■ Records for this exercise ■

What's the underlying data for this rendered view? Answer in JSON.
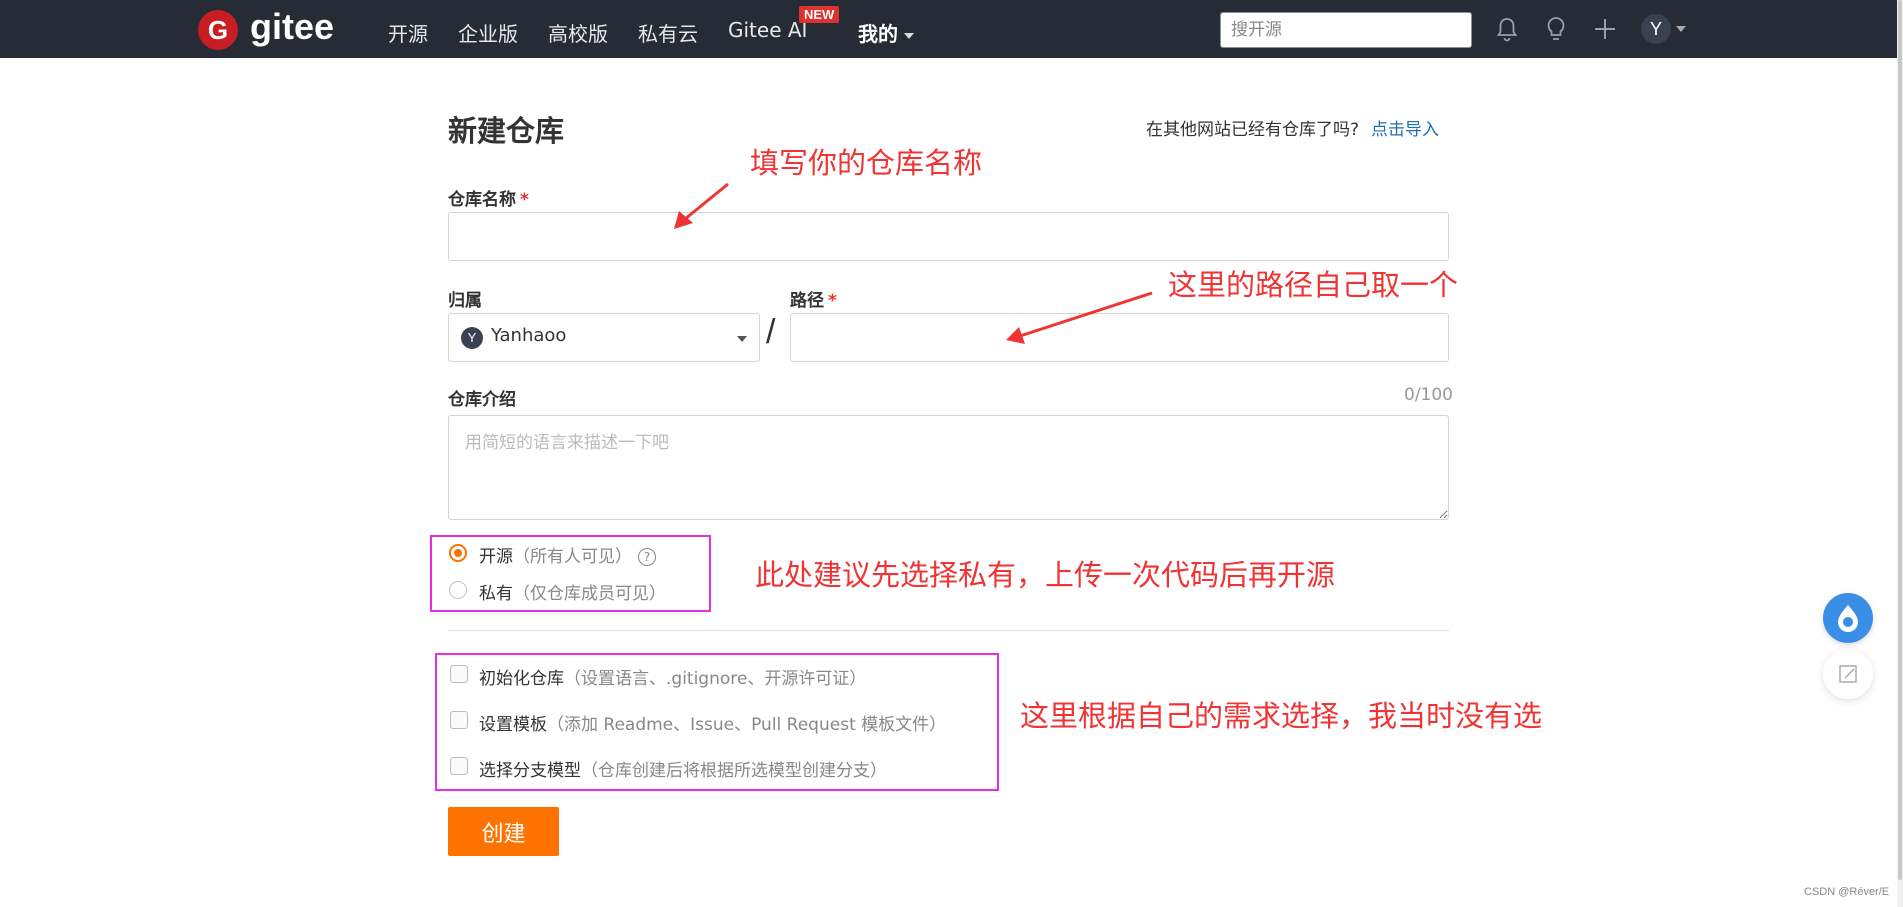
{
  "header": {
    "logo_letter": "G",
    "logo_text": "gitee",
    "nav": [
      "开源",
      "企业版",
      "高校版",
      "私有云",
      "Gitee AI",
      "我的"
    ],
    "new_badge": "NEW",
    "search_placeholder": "搜开源",
    "avatar_letter": "Y"
  },
  "form": {
    "title": "新建仓库",
    "import_hint": "在其他网站已经有仓库了吗?",
    "import_link": "点击导入",
    "repo_name_label": "仓库名称",
    "required_mark": "*",
    "owner_label": "归属",
    "owner_avatar": "Y",
    "owner_name": "Yanhaoo",
    "slash": "/",
    "path_label": "路径",
    "desc_label": "仓库介绍",
    "desc_counter": "0/100",
    "desc_placeholder": "用简短的语言来描述一下吧",
    "visibility": [
      {
        "label": "开源",
        "hint": "（所有人可见）",
        "selected": true
      },
      {
        "label": "私有",
        "hint": "（仅仓库成员可见）",
        "selected": false
      }
    ],
    "help_glyph": "?",
    "options": [
      {
        "label": "初始化仓库",
        "hint": "（设置语言、.gitignore、开源许可证）"
      },
      {
        "label": "设置模板",
        "hint": "（添加 Readme、Issue、Pull Request 模板文件）"
      },
      {
        "label": "选择分支模型",
        "hint": "（仓库创建后将根据所选模型创建分支）"
      }
    ],
    "create_button": "创建"
  },
  "annotations": {
    "name_note": "填写你的仓库名称",
    "path_note": "这里的路径自己取一个",
    "visibility_note": "此处建议先选择私有，上传一次代码后再开源",
    "options_note": "这里根据自己的需求选择，我当时没有选"
  },
  "colors": {
    "topbar": "#262b36",
    "accent": "#fe7300",
    "annotation_red": "#f03333",
    "highlight_magenta": "#e62ee6",
    "link": "#1e6fba"
  },
  "watermark": "CSDN @Réver/E"
}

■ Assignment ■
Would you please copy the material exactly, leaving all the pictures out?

■ Output of the task ■
What's the underlying data for this rendered view? Answer in JSON.
{
  "header": {
    "logo_letter": "G",
    "logo_text": "gitee",
    "nav": [
      "开源",
      "企业版",
      "高校版",
      "私有云",
      "Gitee AI",
      "我的"
    ],
    "new_badge": "NEW",
    "search_placeholder": "搜开源",
    "avatar_letter": "Y"
  },
  "form": {
    "title": "新建仓库",
    "import_hint": "在其他网站已经有仓库了吗?",
    "import_link": "点击导入",
    "repo_name_label": "仓库名称",
    "required_mark": "*",
    "owner_label": "归属",
    "owner_avatar": "Y",
    "owner_name": "Yanhaoo",
    "slash": "/",
    "path_label": "路径",
    "desc_label": "仓库介绍",
    "desc_counter": "0/100",
    "desc_placeholder": "用简短的语言来描述一下吧",
    "visibility": [
      {
        "label": "开源",
        "hint": "（所有人可见）",
        "selected": true
      },
      {
        "label": "私有",
        "hint": "（仅仓库成员可见）",
        "selected": false
      }
    ],
    "help_glyph": "?",
    "options": [
      {
        "label": "初始化仓库",
        "hint": "（设置语言、.gitignore、开源许可证）"
      },
      {
        "label": "设置模板",
        "hint": "（添加 Readme、Issue、Pull Request 模板文件）"
      },
      {
        "label": "选择分支模型",
        "hint": "（仓库创建后将根据所选模型创建分支）"
      }
    ],
    "create_button": "创建"
  },
  "annotations": {
    "name_note": "填写你的仓库名称",
    "path_note": "这里的路径自己取一个",
    "visibility_note": "此处建议先选择私有，上传一次代码后再开源",
    "options_note": "这里根据自己的需求选择，我当时没有选"
  },
  "colors": {
    "topbar": "#262b36",
    "accent": "#fe7300",
    "annotation_red": "#f03333",
    "highlight_magenta": "#e62ee6",
    "link": "#1e6fba"
  },
  "watermark": "CSDN @Réver/E"
}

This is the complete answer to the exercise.